The social market

When AP was hacked, unwittingly sending out a Tweet that the White House has been attacked and President Obama injured, markets fell. The combination of social media and high frequency trading proved to be particularly potent, wiping approximately $136bn from US markets within 3 minutes. 

In spite of the influence social media carries, the regulation of the various platforms (Twitter, Facebook, Google, etc.) with respect to stock markets is not well established. The American Securities and Exchange Commission (SEC) now allows company information to be transmitted to investors through social media “so long as investors have been alerted about which social media will be used to disseminate such information.”

The SEC has not given guidance on the timing of disclosures or the outlets allowed. Indeed, the ruling does not even stipulate that information should be available on corporate websites in addition to other mediums. The ruling similarly avoids discussion on the timing of the disclosure or the dissemination of information across a number of channels. It is even less well established in the UK, where social media usage is more pervasive.
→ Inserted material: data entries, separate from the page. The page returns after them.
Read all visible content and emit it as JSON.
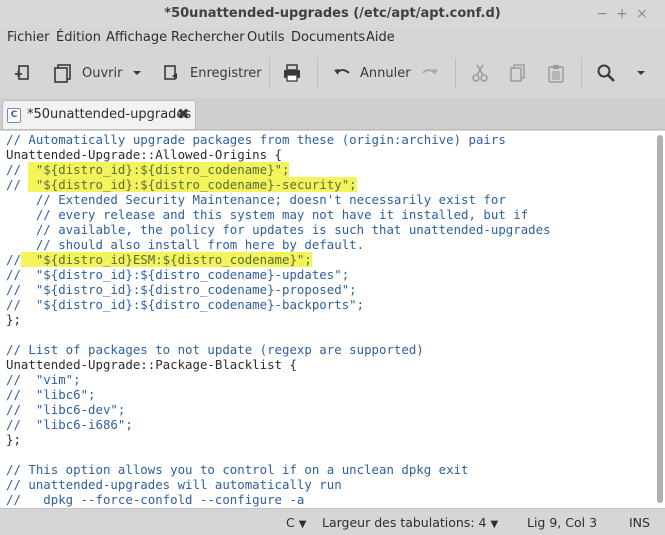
{
  "window": {
    "title": "*50unattended-upgrades (/etc/apt/apt.conf.d)",
    "minimize": "−",
    "maximize": "+",
    "close": "×"
  },
  "menu": [
    "Fichier",
    "Édition",
    "Affichage",
    "Rechercher",
    "Outils",
    "Documents",
    "Aide"
  ],
  "toolbar": {
    "open_label": "Ouvrir",
    "save_label": "Enregistrer",
    "undo_label": "Annuler"
  },
  "tab": {
    "icon_letter": "C",
    "label": "*50unattended-upgrades",
    "close": "✖"
  },
  "code_lines": [
    [
      [
        "c",
        "// Automatically upgrade packages from these (origin:archive) pairs"
      ]
    ],
    [
      [
        "p",
        "Unattended-Upgrade::Allowed-Origins {"
      ]
    ],
    [
      [
        "c",
        "// "
      ],
      [
        "h",
        " \"${distro_id}:${distro_codename}\";"
      ]
    ],
    [
      [
        "c",
        "// "
      ],
      [
        "h",
        " \"${distro_id}:${distro_codename}-security\";"
      ]
    ],
    [
      [
        "c",
        "    // Extended Security Maintenance; doesn't necessarily exist for"
      ]
    ],
    [
      [
        "c",
        "    // every release and this system may not have it installed, but if"
      ]
    ],
    [
      [
        "c",
        "    // available, the policy for updates is such that unattended-upgrades"
      ]
    ],
    [
      [
        "c",
        "    // should also install from here by default."
      ]
    ],
    [
      [
        "c",
        "//"
      ],
      [
        "h",
        "  \"${distro_id}ESM:${distro_codename}\";"
      ]
    ],
    [
      [
        "c",
        "//  \"${distro_id}:${distro_codename}-updates\";"
      ]
    ],
    [
      [
        "c",
        "//  \"${distro_id}:${distro_codename}-proposed\";"
      ]
    ],
    [
      [
        "c",
        "//  \"${distro_id}:${distro_codename}-backports\";"
      ]
    ],
    [
      [
        "p",
        "};"
      ]
    ],
    [
      [
        "p",
        ""
      ]
    ],
    [
      [
        "c",
        "// List of packages to not update (regexp are supported)"
      ]
    ],
    [
      [
        "p",
        "Unattended-Upgrade::Package-Blacklist {"
      ]
    ],
    [
      [
        "c",
        "//  \"vim\";"
      ]
    ],
    [
      [
        "c",
        "//  \"libc6\";"
      ]
    ],
    [
      [
        "c",
        "//  \"libc6-dev\";"
      ]
    ],
    [
      [
        "c",
        "//  \"libc6-i686\";"
      ]
    ],
    [
      [
        "p",
        "};"
      ]
    ],
    [
      [
        "p",
        ""
      ]
    ],
    [
      [
        "c",
        "// This option allows you to control if on a unclean dpkg exit"
      ]
    ],
    [
      [
        "c",
        "// unattended-upgrades will automatically run"
      ]
    ],
    [
      [
        "c",
        "//   dpkg --force-confold --configure -a"
      ]
    ]
  ],
  "status": {
    "language": "C",
    "tab_width_label": "Largeur des tabulations:",
    "tab_width_value": "4",
    "position": "Lig 9, Col 3",
    "mode": "INS"
  },
  "colors": {
    "highlight": "#f3f35c",
    "comment": "#2f5f9e"
  }
}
The lack of clear regulatory direction places an additional onus on investors, analysts and the media. Information must be sought across more channels. To meet this need, specialized research platforms exist offering investors the chance to gain a competitive advantage. Evidence from these platforms, as well as independent academic research suggests there is an advantage to this trading strategy.
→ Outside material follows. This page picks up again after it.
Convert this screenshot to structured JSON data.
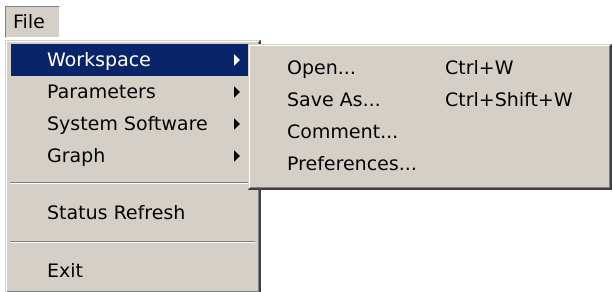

Social media disclosure and trading use should be more stringently regulated in order to limit these market inequalities.  In the short term, the inclusion of social media will result in the value of a company better reflected in the market place. Information will be revealed more quickly, and spread faster. In principle, this will lead to increased volatility, with limited liquidity causing additional concern.
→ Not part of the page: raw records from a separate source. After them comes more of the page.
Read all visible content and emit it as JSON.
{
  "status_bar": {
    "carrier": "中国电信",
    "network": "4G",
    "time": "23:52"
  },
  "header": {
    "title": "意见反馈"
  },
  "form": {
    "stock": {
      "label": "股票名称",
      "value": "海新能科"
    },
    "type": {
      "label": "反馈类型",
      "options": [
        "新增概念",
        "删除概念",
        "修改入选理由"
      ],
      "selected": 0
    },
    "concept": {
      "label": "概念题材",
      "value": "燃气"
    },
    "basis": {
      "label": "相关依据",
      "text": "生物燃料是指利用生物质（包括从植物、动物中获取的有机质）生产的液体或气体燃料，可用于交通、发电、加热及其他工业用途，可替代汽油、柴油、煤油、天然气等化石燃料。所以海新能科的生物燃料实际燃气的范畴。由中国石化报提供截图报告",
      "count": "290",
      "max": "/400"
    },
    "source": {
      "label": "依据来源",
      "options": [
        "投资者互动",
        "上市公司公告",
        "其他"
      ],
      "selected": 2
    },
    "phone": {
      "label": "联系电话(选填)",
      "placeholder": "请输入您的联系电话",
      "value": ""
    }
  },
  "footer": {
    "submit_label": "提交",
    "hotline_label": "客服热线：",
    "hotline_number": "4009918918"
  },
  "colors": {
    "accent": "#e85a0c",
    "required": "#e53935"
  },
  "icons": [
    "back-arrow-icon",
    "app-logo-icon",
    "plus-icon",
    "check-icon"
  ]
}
As more companies adopt social media channels as a way to engage investors and consumers, the ability for social media to influence the market becomes greater. As research platforms incorporating social media information continue to develop, the likelihood of social information having an impact becomes larger. This suggests regulation is necessary.

However, there is reason to be concerned that regulating social media usage is a type of censorship. The recent SEC ruling developed from a court case brought against the CEO of Netflix for posting material information on his personal Twitter account. If regulators are able to regulate who is able to say what across different platforms, it approaches the infringement of civil liberties.

That being said, it would be better for regulators provide clearer guidance to material disclosures on social media, before further market problems arise. If not, the chance that misinformation to spread through social media, causing a fall in the market and economic turmoil increases. As it currently stands, investors are unaware where and when to look for company information. This adds to market fragility, and is a cause for concern.